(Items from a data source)
○ ○ ○ ○ ○

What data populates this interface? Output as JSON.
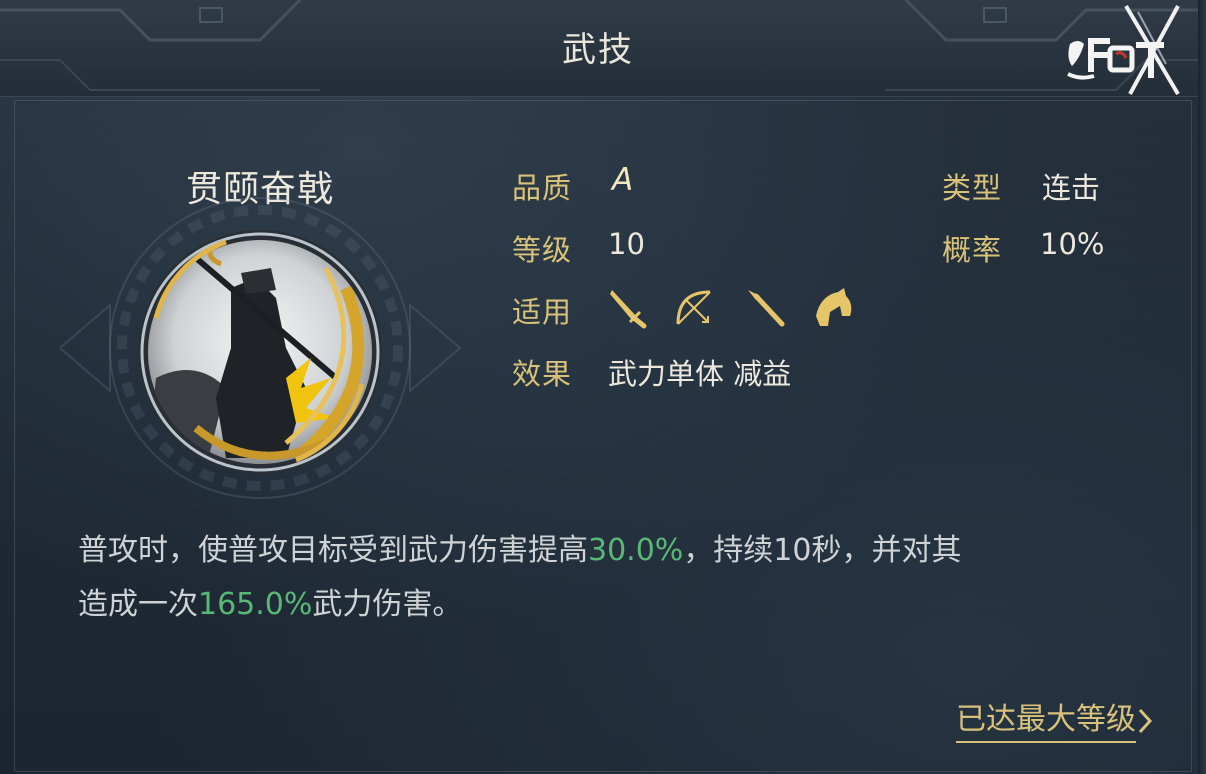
{
  "header": {
    "title": "武技"
  },
  "logo": {
    "icon": "game-logo-icon"
  },
  "skill": {
    "name": "贯颐奋戟",
    "portrait_icon": "warrior-portrait-icon",
    "attributes": {
      "quality_label": "品质",
      "quality_value": "A",
      "level_label": "等级",
      "level_value": "10",
      "applicable_label": "适用",
      "applicable_icons": [
        "sword-icon",
        "bow-icon",
        "spear-icon",
        "horse-icon"
      ],
      "effect_label": "效果",
      "effect_value": "武力单体 减益",
      "type_label": "类型",
      "type_value": "连击",
      "chance_label": "概率",
      "chance_value": "10%"
    },
    "description": {
      "line1_part1": "普攻时，使普攻目标受到武力伤害提高",
      "line1_highlight": "30.0%",
      "line1_part2": "，持续10秒，并对其",
      "line2_part1": "造成一次",
      "line2_highlight": "165.0%",
      "line2_part2": "武力伤害。"
    }
  },
  "footer": {
    "max_level_label": "已达最大等级"
  },
  "colors": {
    "gold": "#d8c27a",
    "highlight_green": "#58b877",
    "text_light": "#ece8de",
    "background": "#1f2a35"
  }
}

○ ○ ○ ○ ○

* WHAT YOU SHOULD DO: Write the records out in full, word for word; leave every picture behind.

* TASK RESPONSE:
What data populates this interface? Output as JSON.
{
  "header": {
    "title": "武技"
  },
  "logo": {
    "icon": "game-logo-icon"
  },
  "skill": {
    "name": "贯颐奋戟",
    "portrait_icon": "warrior-portrait-icon",
    "attributes": {
      "quality_label": "品质",
      "quality_value": "A",
      "level_label": "等级",
      "level_value": "10",
      "applicable_label": "适用",
      "applicable_icons": [
        "sword-icon",
        "bow-icon",
        "spear-icon",
        "horse-icon"
      ],
      "effect_label": "效果",
      "effect_value": "武力单体 减益",
      "type_label": "类型",
      "type_value": "连击",
      "chance_label": "概率",
      "chance_value": "10%"
    },
    "description": {
      "line1_part1": "普攻时，使普攻目标受到武力伤害提高",
      "line1_highlight": "30.0%",
      "line1_part2": "，持续10秒，并对其",
      "line2_part1": "造成一次",
      "line2_highlight": "165.0%",
      "line2_part2": "武力伤害。"
    }
  },
  "footer": {
    "max_level_label": "已达最大等级"
  },
  "colors": {
    "gold": "#d8c27a",
    "highlight_green": "#58b877",
    "text_light": "#ece8de",
    "background": "#1f2a35"
  }
}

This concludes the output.